For only a Comma * USA: TRUCK DRIVERS' LAWSUIT COULD COST MILLIONS to Oakhurst Dairy
* Maine - Lack of Oxford Comma could cost Maine Company millions in overtime dispute
--- A class-action lawsuit about overtime pay for truck drivers hinged entirely on a debate that has bitterly divided friends, families and foes: The dreaded — or totally necessary — Oxford comma, perhaps the most polarizing of punctuation marks... What ensued in the United States Court of Appeals for the First Circuit, and in a 29-page court decision handed down on Monday, was an exercise in high-stakes grammar pedantry that could cost a dairy company in Portland, Me., an estimated $10 million... In 2014, three truck drivers sued Oakhurst Dairy, seeking more than four years’ worth of overtime pay that they had been denied. Maine law requires workers to be paid 1.5 times their normal rate for each hour worked after 40 hours, but it carves out some exemptions... A quick punctuation lesson before we proceed: In a list of three or more items — like “beans, potatoes and rice” — some people would put a comma after potatoes, and some would leave it out. A lot of people feel very, very strongly about it...
The debate over commas. in the following state law, which says overtime rules do not apply to:
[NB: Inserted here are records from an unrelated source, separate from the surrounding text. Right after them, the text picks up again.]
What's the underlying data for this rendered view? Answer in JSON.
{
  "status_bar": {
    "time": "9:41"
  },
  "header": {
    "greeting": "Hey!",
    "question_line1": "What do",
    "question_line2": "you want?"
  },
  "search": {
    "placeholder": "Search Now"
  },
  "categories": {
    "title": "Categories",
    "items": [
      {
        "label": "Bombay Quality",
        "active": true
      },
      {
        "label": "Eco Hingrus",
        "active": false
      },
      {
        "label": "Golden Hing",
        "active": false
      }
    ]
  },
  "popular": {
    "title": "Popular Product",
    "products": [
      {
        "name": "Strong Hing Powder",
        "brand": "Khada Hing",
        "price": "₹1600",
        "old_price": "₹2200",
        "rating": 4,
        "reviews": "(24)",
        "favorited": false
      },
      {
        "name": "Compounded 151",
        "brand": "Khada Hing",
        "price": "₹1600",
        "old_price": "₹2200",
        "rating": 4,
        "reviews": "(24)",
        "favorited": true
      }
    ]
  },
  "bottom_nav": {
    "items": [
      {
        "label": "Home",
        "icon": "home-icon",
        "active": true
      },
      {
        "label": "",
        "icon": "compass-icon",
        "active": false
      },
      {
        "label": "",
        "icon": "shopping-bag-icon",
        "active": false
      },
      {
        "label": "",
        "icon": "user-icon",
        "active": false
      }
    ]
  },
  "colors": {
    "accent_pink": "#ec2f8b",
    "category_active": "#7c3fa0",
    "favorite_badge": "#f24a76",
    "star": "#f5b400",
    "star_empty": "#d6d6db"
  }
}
"The canning, processing, preserving, freezing, drying, marketing, storing, packing for shipment or distribution of:
(1) Agricultural produce;
(2) Meat and fish products; and
(3) Perishable foods."
Does the law intend to exempt the distribution of the three categories that follow, or does it mean to exempt packing for the shipping or distribution of them? ... Oakhurst president, John H. Bennett, said: “In this situation, it did create an ambiguity, which means you have to either add a comma or rewrite the sentence”...
(Photo Credit, by Pat Wellenbach/Associated Press - Oakhurst Dairy trucks lining up in Portland, Me., in 2006) -- Portland, Me, USA - THE NYT, by DANIEL VICTOR - MARCH 16, 2017